Chicago "New City" Feb. 1997
Lost Highway Review


"Lost Highway" may be Lynch's best and most Lynchian film yet. Dark and disturbing, unrelenting and unsettling, gorgeously made, sizzingly sensual yet coldly fatalist, it shows Lynch to be even more determined to escape the shackles of narrative convention, even after four years of being unable to get his projects financed. In its fever-dream orchestration of incident, sound and music, Lynch has made a musical- one that after you've seen, you find yourself humming- in your sleep. In interviews, Lynch is notoriously elusive, wanting never to pin down meaning, symbolism or directorial intent, but he is fond of saying things much like his characters would, such as that he's "lost in darkness and confusion." Whatever his working methods, the result is a film I've managed to sit through four times now, and it's been more haunting each time.....

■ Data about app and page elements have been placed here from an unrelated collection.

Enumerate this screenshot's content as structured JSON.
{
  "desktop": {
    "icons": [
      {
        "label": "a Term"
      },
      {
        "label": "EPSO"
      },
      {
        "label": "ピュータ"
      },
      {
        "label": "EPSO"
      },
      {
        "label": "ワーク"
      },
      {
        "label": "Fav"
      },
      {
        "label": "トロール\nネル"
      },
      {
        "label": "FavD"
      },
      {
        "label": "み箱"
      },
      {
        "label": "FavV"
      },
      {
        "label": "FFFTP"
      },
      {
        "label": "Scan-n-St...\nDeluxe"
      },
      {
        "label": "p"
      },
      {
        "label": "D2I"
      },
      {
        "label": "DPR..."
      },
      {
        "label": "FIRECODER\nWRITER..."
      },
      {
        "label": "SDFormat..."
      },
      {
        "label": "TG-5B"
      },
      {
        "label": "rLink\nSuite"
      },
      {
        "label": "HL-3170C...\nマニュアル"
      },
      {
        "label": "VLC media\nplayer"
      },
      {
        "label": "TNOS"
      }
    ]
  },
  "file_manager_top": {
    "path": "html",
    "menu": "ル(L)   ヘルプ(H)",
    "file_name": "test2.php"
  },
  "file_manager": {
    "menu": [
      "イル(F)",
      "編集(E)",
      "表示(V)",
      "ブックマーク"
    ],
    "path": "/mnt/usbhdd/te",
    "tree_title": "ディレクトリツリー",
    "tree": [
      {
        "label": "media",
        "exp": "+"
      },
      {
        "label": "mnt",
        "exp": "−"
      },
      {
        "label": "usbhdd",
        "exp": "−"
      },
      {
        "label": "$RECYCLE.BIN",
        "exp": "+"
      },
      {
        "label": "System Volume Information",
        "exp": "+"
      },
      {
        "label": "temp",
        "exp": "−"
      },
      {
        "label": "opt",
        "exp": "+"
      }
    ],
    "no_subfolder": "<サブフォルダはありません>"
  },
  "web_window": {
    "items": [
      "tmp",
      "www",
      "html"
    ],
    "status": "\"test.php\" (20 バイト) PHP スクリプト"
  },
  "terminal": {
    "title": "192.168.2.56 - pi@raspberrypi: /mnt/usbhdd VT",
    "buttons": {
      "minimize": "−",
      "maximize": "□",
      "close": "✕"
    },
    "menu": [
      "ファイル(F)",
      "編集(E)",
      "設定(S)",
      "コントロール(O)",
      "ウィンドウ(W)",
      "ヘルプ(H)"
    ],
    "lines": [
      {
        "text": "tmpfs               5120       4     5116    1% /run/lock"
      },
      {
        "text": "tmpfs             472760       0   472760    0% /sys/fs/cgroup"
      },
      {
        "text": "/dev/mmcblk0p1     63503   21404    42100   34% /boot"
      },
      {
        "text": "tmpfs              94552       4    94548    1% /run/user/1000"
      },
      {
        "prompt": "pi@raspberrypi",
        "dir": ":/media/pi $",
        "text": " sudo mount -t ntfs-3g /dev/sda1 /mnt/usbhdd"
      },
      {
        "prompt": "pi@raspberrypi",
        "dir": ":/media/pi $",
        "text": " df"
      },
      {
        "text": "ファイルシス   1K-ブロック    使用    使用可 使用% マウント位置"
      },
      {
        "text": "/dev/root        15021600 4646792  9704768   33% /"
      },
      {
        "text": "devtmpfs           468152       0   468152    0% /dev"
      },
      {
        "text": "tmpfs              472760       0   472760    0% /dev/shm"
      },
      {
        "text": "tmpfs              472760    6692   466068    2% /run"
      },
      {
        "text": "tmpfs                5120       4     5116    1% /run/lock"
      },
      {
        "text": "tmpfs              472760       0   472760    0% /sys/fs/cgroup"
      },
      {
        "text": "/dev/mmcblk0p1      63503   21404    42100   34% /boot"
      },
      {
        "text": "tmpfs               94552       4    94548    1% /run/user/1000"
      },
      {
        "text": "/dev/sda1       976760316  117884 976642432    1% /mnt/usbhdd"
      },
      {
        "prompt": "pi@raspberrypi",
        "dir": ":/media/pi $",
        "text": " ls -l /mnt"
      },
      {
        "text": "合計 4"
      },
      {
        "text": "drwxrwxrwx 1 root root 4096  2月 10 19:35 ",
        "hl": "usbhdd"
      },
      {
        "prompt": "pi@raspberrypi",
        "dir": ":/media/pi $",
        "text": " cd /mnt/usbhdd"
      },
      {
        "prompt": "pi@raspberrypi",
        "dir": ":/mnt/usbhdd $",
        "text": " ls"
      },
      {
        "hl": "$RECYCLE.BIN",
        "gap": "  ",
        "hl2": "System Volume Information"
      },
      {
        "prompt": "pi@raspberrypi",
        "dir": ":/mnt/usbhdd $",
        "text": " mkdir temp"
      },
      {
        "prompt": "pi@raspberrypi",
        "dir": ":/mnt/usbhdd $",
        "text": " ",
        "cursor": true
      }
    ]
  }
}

Whether taken as fantasy or nightmare, Lynch's revisionist noir yarn is as pungent as a punch in the face, as quixotic as revisiting a lost love; it's essentially a romantic tragedy, tinged with a deep undercurrent of sadness and hurt...

And yet is the story banal, riddled with psychological cliches, or grandly mysterious? I lean toward the latter: (Ray Pride)

Back to the Lost Highway articles page.

Lost Highway is copyright Lost Highway Productions, Three Pictures Production Company, Asymmetrical Productions and CIBY 2000.
These pages contain information copyrighted by other individuals and entities. Copyrighted material displayed in these pages is done so for archival purposes only and is not intended to infringe upon the ownership rights of the original owners.